Shipbuilder General Dynamics NASSCO laid the keel for the US Navy’s future USNS Miguel Keith (ESB 5) at a ceremony in San Diego on January 30.
A keel laying is the formal recognition of the start of a ship’s construction. It is the joining together of a ship’s modular components and the authentication or etching of the ship sponsors initials into a ceremonial plate.
“A keel laying is the first major milestone in the construction of a new ship,” said Capt. Scot Searles, Strategic Sealift and Theater Sealift program manager, Program Executive Office (PEO) Ships. “The keel is the symbolic backbone of the ship. Over the next several months ESB 5 will begin to take shape and I look forward to seeing its progress as we continue constructing this versatile ship.”
The future USNS Miguel Keith is the fifth Expeditionary Sea Base (ESB) ship of Montford Point-class. The class is comprised of five ships across two variants in support of the Maritime Prepositioning Force.

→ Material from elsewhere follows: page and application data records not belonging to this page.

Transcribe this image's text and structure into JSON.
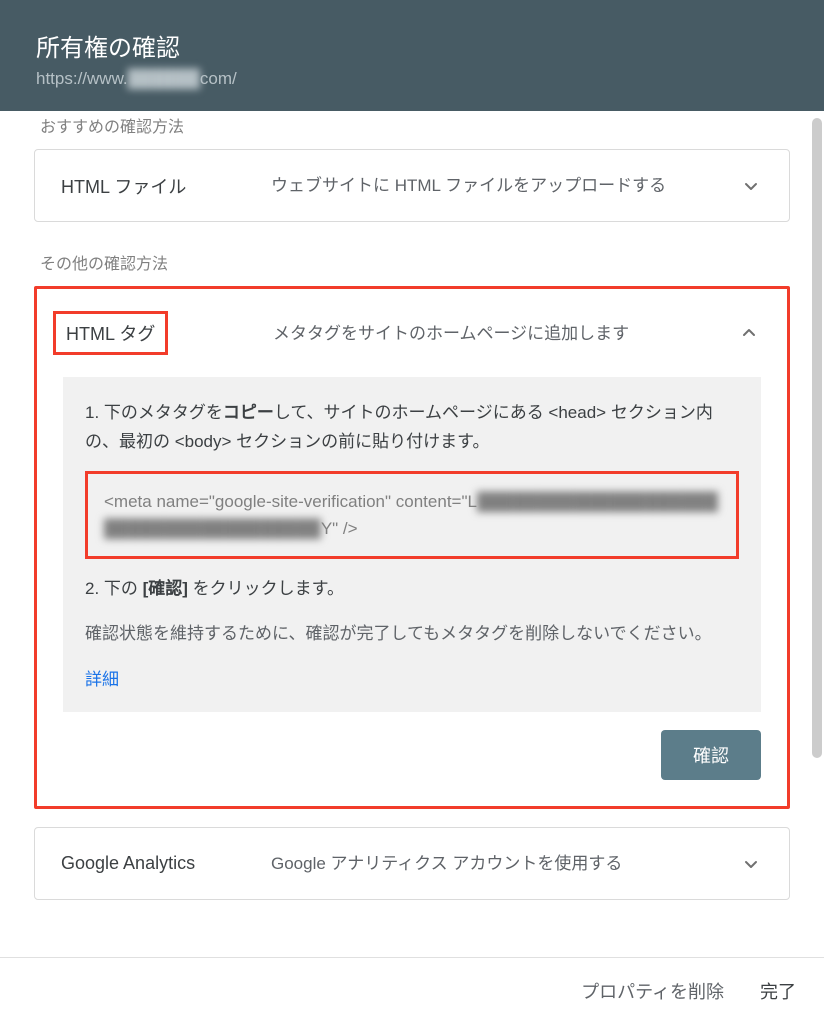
{
  "header": {
    "title": "所有権の確認",
    "url_prefix": "https://www.",
    "url_domain": "██████",
    "url_suffix": "com/"
  },
  "sections": {
    "recommended": "おすすめの確認方法",
    "other": "その他の確認方法"
  },
  "methods": {
    "html_file": {
      "title": "HTML ファイル",
      "desc": "ウェブサイトに HTML ファイルをアップロードする"
    },
    "html_tag": {
      "title": "HTML タグ",
      "desc": "メタタグをサイトのホームページに追加します",
      "step1_pre": "1. 下のメタタグを",
      "step1_copy": "コピー",
      "step1_post": "して、サイトのホームページにある <head> セクション内の、最初の <body> セクションの前に貼り付けます。",
      "meta_code_visible": "<meta name=\"google-site-verification\" content=\"L",
      "meta_code_hidden": "██████████████████████████████████████",
      "meta_code_end": "Y\" />",
      "step2_pre": "2. 下の ",
      "step2_bold": "[確認]",
      "step2_post": " をクリックします。",
      "note": "確認状態を維持するために、確認が完了してもメタタグを削除しないでください。",
      "details": "詳細",
      "confirm": "確認"
    },
    "analytics": {
      "title": "Google Analytics",
      "desc": "Google アナリティクス アカウントを使用する"
    }
  },
  "footer": {
    "delete": "プロパティを削除",
    "done": "完了"
  }
}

USNS Montford Point (T-ESD 1) and USNS John Glenn (T-ESD 2) have been delivered and are currently in service. The first of the ESB variant, USS Lewis B. Puller (ESB 3), was delivered to the fleet in 2015 as a USNS ship. In August 2017, the ship was commissioned as an USS ship on station in Bahrain. The USNS Hershel “Woody” Williams (ESB 4) was christened in October and is expected to deliver to Military Sealift Command at the end of February.

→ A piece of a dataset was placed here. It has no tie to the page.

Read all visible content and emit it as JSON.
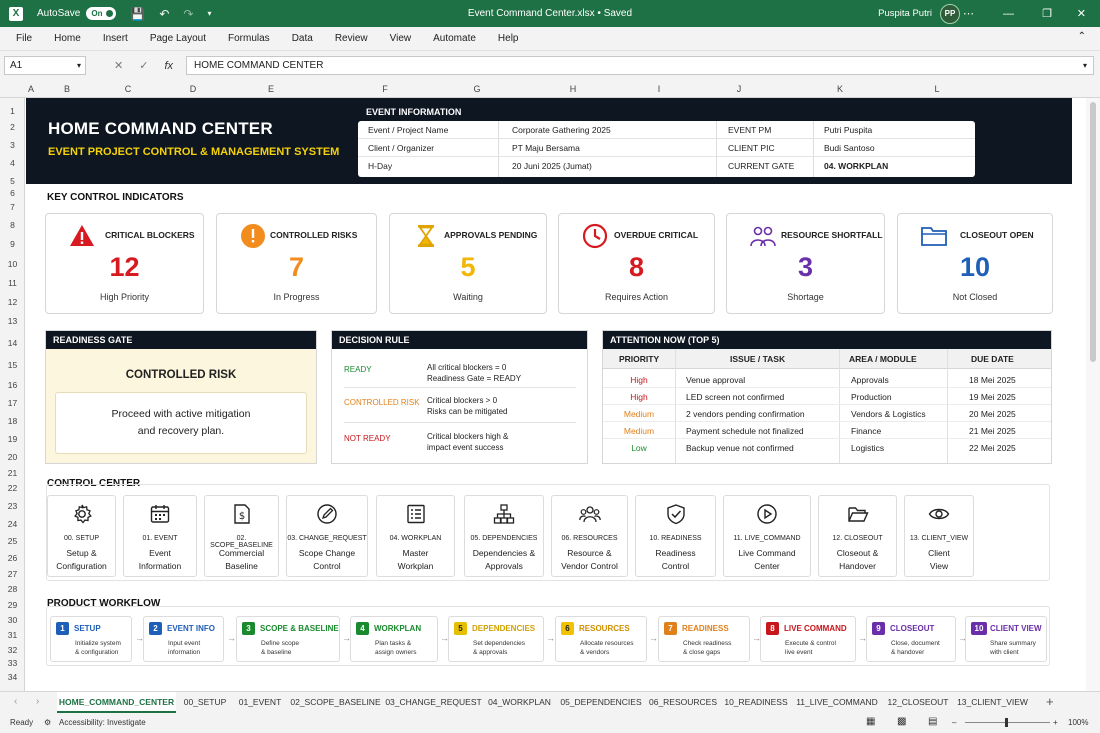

ESBs are flexible, modular platforms that are optimized to support maritime based missions including special operations force and airborne mine counter measures support operations in addition to humanitarian support and sustainment of traditional military missions.

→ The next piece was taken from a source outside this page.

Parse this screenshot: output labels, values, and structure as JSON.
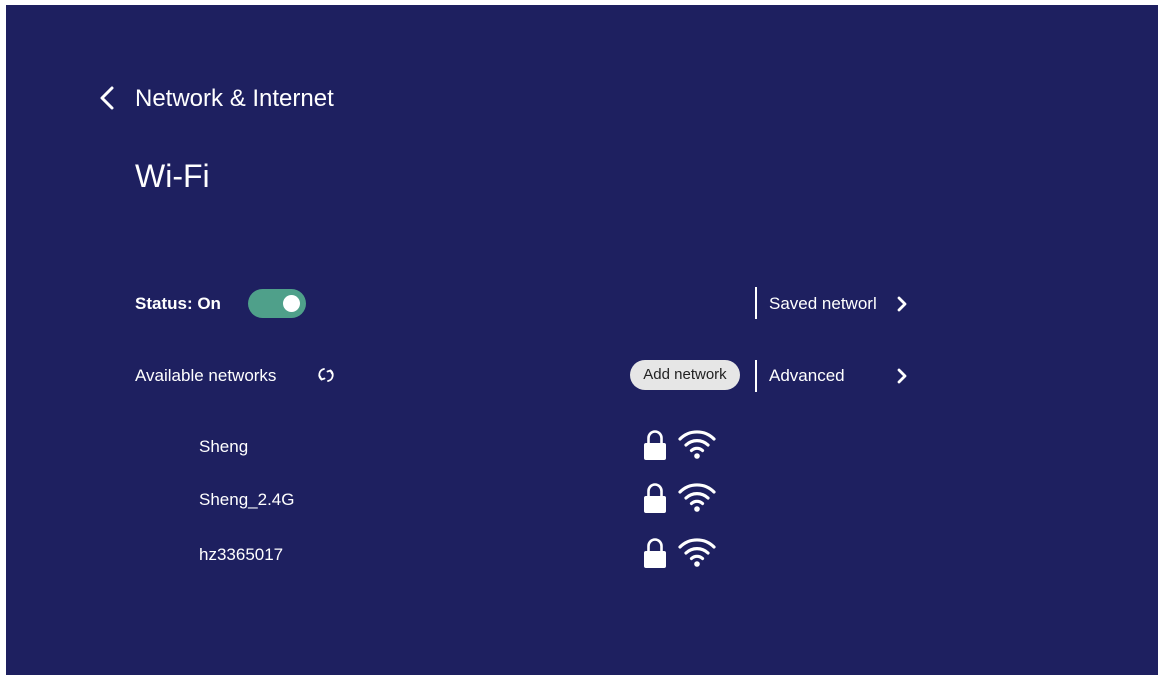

The ESBs include a four spot flight deck and hangar and a versatile mission deck and are designed around four core capabilities: aviation facilities, berthing, equipment staging support, and command and control assets.